[EXERCISE INPUT Boundary: Start]
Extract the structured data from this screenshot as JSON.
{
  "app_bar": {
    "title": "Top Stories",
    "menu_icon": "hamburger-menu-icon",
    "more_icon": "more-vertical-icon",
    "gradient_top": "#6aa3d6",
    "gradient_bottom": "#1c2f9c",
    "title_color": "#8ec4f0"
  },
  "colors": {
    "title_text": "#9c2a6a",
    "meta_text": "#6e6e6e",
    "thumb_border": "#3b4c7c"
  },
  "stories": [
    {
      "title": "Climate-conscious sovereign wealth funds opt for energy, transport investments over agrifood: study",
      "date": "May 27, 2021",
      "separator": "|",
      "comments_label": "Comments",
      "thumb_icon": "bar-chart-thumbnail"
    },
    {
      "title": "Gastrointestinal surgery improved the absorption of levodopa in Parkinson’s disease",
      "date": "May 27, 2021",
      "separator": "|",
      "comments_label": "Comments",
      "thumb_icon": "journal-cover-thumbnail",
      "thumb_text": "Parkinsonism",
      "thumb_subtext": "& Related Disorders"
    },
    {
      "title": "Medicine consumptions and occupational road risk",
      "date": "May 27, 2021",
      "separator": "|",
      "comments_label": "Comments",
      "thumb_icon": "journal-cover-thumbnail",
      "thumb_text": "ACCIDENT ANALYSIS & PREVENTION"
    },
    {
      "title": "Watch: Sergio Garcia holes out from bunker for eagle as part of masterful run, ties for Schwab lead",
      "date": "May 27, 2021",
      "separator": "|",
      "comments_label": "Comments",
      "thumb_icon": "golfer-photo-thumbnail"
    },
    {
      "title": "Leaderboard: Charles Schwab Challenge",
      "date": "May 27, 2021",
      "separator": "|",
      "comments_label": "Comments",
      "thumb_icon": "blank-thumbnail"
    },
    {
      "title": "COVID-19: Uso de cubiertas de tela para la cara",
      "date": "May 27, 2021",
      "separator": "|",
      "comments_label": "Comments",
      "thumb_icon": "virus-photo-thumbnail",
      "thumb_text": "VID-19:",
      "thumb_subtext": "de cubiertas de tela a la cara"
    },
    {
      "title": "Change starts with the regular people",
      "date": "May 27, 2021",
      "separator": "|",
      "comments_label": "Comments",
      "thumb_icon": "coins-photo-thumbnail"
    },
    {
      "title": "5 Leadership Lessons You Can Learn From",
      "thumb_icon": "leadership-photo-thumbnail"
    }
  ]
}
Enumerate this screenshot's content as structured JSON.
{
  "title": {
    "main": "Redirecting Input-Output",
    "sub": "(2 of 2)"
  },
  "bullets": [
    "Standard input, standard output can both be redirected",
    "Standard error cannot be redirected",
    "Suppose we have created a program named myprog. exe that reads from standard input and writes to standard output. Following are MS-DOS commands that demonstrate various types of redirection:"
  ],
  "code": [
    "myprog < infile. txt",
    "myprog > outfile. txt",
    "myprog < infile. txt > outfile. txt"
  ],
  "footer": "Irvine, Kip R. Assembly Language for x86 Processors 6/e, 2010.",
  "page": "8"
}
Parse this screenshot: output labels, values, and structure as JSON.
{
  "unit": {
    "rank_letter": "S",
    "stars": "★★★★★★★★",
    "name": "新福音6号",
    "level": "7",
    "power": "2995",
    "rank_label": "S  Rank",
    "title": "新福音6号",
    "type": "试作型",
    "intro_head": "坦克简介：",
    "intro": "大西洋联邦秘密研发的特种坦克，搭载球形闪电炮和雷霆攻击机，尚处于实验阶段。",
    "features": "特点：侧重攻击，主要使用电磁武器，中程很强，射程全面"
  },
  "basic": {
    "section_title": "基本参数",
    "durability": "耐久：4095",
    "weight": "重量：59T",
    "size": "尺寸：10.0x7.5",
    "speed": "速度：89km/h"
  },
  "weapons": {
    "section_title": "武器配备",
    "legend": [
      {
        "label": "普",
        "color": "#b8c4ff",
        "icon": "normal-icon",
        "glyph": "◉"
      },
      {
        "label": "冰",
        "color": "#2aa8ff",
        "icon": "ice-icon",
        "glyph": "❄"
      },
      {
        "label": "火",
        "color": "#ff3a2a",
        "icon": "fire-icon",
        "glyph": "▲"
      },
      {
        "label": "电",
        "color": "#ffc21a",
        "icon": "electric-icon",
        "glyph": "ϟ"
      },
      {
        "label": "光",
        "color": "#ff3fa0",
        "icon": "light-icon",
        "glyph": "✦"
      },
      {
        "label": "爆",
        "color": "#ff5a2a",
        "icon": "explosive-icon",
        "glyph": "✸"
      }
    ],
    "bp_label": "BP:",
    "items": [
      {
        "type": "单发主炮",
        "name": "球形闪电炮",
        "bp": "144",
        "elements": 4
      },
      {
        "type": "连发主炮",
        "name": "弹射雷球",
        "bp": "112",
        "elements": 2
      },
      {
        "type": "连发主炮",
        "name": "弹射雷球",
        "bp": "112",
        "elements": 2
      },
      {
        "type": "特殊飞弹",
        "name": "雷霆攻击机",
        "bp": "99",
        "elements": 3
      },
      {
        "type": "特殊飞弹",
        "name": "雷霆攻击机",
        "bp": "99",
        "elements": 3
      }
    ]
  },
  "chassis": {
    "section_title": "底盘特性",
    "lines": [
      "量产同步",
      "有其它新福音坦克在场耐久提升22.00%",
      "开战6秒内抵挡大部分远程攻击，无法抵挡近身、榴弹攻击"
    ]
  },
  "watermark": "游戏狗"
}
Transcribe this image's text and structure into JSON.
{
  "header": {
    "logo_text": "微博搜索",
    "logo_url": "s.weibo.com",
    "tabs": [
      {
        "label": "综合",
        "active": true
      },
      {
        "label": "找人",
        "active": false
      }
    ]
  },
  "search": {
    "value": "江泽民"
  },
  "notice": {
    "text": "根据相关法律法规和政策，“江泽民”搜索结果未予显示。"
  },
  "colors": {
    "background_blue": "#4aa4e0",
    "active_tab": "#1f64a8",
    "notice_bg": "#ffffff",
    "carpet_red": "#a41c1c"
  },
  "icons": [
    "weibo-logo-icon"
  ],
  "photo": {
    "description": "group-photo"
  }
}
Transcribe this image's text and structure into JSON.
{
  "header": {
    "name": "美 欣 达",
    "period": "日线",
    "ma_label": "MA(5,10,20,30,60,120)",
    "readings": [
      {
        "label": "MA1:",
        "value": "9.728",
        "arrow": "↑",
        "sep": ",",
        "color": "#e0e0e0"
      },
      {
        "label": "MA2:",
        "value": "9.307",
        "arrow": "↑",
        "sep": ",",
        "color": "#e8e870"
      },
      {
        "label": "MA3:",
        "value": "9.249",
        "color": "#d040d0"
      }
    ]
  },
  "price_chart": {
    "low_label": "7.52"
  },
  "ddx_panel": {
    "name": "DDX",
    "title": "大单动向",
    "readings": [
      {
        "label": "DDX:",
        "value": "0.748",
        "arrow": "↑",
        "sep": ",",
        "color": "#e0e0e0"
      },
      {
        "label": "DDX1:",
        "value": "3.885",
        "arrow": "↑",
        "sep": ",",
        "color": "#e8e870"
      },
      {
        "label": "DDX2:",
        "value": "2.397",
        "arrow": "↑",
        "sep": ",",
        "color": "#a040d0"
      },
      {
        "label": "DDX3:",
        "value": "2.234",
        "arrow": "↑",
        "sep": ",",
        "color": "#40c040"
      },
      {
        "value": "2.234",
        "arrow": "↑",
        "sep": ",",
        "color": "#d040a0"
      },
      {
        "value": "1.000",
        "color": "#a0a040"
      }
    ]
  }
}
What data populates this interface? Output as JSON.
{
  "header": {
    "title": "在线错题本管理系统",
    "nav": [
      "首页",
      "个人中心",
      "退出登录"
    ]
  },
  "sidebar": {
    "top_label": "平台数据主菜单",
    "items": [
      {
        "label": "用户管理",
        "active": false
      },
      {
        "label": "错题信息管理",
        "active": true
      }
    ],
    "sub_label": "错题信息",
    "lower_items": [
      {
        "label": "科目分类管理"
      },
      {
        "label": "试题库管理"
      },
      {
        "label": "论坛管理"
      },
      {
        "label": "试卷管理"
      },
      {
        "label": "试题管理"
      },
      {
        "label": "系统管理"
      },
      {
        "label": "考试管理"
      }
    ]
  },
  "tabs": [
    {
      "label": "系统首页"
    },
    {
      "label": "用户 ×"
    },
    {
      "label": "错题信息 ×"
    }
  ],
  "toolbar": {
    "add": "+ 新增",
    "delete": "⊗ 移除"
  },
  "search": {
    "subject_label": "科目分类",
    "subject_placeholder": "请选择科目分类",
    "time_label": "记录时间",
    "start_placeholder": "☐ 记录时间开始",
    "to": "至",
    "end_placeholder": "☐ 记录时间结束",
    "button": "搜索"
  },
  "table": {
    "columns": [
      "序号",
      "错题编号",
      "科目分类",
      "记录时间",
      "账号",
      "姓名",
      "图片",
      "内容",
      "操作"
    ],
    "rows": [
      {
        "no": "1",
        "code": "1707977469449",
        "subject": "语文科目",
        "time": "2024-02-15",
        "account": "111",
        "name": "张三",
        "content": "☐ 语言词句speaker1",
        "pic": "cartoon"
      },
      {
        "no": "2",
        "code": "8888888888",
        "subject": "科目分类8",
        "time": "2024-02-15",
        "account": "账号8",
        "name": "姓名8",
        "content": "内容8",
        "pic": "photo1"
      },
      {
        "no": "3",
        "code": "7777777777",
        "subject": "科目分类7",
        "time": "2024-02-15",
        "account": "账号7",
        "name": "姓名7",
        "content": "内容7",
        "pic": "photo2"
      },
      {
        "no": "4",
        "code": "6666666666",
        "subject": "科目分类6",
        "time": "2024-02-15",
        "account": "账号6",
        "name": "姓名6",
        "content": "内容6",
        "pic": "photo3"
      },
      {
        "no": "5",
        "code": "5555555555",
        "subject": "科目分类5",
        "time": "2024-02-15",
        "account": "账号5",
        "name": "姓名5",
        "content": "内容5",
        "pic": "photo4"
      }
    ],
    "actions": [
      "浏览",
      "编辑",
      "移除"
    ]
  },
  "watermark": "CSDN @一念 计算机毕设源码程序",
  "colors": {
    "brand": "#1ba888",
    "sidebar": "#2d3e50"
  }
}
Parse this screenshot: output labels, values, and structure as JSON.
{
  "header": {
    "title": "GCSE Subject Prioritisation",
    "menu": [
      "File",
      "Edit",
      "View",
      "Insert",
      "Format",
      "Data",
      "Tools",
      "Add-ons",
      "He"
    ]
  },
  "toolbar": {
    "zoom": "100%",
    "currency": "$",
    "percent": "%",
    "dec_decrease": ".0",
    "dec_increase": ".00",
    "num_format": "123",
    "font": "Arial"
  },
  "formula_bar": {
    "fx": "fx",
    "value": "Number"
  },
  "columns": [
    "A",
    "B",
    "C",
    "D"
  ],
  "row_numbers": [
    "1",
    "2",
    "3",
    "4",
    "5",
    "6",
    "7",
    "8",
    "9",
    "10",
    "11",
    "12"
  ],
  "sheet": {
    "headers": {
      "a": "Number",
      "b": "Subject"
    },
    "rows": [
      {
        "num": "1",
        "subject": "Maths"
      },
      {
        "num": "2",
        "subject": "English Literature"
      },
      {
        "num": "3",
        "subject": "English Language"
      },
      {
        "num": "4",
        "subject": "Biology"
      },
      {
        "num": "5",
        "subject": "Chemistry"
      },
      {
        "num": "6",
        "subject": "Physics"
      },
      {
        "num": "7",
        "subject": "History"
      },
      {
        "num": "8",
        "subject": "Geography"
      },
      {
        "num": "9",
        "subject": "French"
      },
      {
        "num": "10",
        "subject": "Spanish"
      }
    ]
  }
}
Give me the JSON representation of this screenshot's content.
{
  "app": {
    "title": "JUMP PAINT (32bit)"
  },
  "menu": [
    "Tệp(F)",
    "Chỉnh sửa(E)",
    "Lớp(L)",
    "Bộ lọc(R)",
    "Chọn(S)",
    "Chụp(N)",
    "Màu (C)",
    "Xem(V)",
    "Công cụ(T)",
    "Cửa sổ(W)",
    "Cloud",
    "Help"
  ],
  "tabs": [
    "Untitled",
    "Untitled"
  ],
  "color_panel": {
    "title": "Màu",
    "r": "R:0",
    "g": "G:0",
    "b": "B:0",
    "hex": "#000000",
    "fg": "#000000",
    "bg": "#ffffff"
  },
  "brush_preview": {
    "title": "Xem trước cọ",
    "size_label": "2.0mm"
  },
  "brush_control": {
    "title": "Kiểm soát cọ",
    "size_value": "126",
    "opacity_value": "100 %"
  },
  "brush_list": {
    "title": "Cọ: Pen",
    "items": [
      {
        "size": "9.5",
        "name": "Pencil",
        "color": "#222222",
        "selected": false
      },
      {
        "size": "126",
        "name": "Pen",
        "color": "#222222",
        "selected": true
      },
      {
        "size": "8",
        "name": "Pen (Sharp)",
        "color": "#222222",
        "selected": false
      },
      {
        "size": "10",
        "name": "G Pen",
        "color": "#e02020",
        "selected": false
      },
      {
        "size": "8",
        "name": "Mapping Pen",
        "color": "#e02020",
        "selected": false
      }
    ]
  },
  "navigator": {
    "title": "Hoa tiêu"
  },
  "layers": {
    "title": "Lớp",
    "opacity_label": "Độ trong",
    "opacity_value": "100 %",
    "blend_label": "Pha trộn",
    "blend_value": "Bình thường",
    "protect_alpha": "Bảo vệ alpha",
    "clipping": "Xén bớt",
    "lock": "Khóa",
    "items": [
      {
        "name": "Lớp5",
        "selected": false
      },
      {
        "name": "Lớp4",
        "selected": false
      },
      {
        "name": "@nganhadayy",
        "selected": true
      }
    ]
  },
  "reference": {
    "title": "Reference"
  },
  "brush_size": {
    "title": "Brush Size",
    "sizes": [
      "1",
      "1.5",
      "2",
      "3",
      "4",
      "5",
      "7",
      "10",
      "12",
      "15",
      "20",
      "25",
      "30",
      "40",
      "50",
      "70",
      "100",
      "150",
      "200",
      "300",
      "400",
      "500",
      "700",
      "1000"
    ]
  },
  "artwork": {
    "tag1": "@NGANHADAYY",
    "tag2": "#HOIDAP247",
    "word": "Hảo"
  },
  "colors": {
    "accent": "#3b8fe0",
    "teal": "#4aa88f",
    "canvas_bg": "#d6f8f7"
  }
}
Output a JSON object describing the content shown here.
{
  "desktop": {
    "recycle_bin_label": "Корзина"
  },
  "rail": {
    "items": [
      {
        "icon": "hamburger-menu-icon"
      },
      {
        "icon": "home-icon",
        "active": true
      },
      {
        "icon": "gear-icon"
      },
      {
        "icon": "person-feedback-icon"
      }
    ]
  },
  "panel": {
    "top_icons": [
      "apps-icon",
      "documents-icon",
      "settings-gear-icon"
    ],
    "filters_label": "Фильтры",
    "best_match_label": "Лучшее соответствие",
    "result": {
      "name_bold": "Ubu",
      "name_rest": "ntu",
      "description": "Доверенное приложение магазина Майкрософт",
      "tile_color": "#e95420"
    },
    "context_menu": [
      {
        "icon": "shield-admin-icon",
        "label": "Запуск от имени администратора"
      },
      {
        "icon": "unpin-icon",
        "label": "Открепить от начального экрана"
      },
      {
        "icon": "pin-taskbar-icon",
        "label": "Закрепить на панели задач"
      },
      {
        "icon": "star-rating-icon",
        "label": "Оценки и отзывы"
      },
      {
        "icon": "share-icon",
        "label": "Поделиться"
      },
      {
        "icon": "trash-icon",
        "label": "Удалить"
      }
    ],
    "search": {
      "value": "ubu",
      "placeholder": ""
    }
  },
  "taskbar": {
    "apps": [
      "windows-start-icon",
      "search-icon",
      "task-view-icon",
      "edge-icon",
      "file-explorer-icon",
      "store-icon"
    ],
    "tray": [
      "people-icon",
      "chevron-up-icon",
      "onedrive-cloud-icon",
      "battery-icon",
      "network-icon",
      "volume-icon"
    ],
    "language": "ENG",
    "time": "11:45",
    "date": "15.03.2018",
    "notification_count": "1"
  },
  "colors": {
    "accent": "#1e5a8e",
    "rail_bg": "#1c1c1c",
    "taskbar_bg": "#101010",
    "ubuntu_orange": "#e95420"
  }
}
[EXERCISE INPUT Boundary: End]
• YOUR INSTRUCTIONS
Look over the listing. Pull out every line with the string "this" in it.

• WRITTEN REPLY
Extract the structured data from this screenshot as JSON.
Enumerate this screenshot's content as structured JSON.
Parse this screenshot: output labels, values, and structure as JSON.
Transcribe this image's text and structure into JSON.
Transcribe this image's text and structure into JSON.
What data populates this interface? Output as JSON.
Parse this screenshot: output labels, values, and structure as JSON.
Give me the JSON representation of this screenshot's content.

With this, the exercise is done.